Secretary Mattis has insisted that the US is “constantly reviewing” the support given to the coalition. Congress, too, has become increasingly skeptical about the continued arms sales and lawmakers have urged officials to explain US support. Congress has never specifically authorized the use of US force in Yemen, as the Constitution requires.
Earlier this year, a bipartisan group of senators unveiled legislation calling for the ‘removal of United States Armed Forces from hostilities in the Republic of Yemen that have not been authorized by Congress.’ In the wake of increased civilian casualties, congressional opposition to American support for the coalition continues to increase.
In a statement, Democratic Senator Chris Murphy of Connecticut asserted, “Either the Pentagon should be 100 percent certain that US weapons and funding aren’t being used to commit war crimes in Yemen, or we should cut off US support right now.” A House colleague, Democratic Representative Ted Lieu of California appealed to the Defense Department inspector general, writing, “I am deeply concerned that continued US refueling, operational support functions, and weapons transfers could qualify as aiding and abetting potential war crimes.”
Congressional opposition to the Yemen war is bipartisan.
“Our humanitarian principles and our national security interests require that the United States use its influence to end the civil war in Yemen and address the world’s largest humanitarian crisis,” stated Republican Senator Todd C. Young of Indiana. In an op-ed, Republican Senator Rand Paul of Kentucky stressed, “We must stop being co-conspirators in the deaths of innocent people. We should begin by fully debating and voting on war and returning to a constitutional foreign policy.”
The comments, letters, statements, and series of tweets from leaders on both sides of the aisle make clear: facilitation of this war may actually diminish US security by stoking anti-Americanism and creating a bigger haven for terrorism. As a former US ambassador to Yemen has said, “It is not the responsibility of the United States alone to resolve this crisis, but American leadership is needed to bring it to an end. We shouldn’t mistake the absence of headlines for an absence of urgency.”
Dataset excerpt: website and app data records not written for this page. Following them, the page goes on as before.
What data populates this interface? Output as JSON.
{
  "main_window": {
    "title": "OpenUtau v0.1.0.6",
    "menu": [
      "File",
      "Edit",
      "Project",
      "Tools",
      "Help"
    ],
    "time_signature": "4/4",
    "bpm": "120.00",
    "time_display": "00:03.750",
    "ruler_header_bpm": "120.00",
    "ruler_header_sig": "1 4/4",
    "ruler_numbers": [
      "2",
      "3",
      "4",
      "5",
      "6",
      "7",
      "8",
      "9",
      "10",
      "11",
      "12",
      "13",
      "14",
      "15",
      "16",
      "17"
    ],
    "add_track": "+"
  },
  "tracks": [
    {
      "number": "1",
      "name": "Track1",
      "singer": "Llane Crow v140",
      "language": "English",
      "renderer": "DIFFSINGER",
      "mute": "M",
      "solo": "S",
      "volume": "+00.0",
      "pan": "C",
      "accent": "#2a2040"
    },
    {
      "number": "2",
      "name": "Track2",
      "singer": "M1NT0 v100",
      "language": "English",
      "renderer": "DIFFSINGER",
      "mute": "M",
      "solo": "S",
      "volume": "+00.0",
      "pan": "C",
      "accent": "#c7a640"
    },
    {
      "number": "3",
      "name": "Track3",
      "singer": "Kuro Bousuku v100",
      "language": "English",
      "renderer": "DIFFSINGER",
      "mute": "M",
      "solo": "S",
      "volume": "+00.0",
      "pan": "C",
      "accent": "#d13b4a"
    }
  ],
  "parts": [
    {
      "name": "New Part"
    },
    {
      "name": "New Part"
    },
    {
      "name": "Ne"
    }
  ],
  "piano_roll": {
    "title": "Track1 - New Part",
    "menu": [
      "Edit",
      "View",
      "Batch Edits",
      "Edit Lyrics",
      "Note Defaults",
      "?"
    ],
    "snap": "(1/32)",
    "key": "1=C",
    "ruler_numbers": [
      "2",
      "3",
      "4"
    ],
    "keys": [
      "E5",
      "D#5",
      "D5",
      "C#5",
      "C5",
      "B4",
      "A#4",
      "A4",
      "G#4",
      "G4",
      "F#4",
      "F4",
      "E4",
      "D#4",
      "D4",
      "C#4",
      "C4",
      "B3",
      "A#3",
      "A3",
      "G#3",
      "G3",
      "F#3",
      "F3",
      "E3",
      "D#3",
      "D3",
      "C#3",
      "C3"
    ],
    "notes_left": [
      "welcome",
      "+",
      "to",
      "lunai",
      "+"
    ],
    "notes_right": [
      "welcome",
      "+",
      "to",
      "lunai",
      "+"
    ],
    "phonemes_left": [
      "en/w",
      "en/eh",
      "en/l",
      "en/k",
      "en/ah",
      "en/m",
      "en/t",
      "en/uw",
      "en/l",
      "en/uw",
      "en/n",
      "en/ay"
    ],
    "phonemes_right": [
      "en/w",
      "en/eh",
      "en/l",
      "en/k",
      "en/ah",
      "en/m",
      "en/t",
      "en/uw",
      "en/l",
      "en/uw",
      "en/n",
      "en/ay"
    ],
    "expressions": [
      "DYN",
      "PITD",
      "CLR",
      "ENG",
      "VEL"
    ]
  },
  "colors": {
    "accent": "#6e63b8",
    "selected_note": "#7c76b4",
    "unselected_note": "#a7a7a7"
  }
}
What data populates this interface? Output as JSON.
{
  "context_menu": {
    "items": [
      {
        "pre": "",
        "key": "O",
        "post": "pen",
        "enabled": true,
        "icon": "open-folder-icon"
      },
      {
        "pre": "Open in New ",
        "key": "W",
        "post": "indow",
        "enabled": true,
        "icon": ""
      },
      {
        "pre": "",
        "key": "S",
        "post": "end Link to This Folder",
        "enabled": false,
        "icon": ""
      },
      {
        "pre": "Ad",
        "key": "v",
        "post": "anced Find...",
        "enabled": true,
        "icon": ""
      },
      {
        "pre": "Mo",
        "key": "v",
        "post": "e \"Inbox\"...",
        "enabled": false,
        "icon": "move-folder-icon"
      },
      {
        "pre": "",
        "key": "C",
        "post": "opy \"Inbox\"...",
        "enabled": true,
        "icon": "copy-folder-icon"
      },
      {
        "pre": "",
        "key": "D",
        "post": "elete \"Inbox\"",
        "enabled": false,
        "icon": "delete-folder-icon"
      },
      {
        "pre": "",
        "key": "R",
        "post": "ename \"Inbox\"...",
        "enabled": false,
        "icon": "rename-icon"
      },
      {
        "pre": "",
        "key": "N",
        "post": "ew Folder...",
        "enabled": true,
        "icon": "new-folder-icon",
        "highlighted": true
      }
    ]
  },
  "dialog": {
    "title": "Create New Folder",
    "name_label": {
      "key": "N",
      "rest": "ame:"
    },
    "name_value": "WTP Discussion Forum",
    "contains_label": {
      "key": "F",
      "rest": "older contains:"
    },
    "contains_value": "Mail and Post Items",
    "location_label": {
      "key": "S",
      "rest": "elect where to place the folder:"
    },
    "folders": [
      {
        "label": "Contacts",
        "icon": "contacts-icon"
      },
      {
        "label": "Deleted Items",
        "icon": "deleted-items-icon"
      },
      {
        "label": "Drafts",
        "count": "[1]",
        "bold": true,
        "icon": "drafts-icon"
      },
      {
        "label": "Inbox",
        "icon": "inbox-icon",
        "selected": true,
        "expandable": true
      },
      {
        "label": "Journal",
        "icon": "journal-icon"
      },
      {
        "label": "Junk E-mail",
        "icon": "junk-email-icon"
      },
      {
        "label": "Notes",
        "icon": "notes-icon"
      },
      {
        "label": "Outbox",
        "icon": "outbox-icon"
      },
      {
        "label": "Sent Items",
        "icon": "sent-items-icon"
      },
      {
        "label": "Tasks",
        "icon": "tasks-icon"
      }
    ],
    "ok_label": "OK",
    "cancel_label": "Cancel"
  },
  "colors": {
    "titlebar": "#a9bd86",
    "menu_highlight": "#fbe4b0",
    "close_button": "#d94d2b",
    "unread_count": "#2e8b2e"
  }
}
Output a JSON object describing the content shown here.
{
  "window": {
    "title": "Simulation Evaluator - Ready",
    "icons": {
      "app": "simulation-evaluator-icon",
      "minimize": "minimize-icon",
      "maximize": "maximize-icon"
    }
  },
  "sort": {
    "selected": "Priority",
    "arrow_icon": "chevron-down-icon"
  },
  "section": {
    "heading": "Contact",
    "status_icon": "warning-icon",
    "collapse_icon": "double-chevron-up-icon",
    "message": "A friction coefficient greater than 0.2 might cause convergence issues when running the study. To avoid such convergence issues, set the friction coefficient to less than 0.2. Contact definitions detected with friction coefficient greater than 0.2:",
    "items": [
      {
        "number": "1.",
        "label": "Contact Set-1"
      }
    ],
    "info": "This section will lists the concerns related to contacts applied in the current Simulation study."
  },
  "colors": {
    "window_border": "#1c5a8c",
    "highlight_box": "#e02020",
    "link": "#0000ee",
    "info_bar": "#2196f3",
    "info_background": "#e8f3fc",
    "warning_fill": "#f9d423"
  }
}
Masoud Mostajabi is an assistant director at the South Asia Center of the Atlantic Council. You can follow him on twitter @MMostajabi1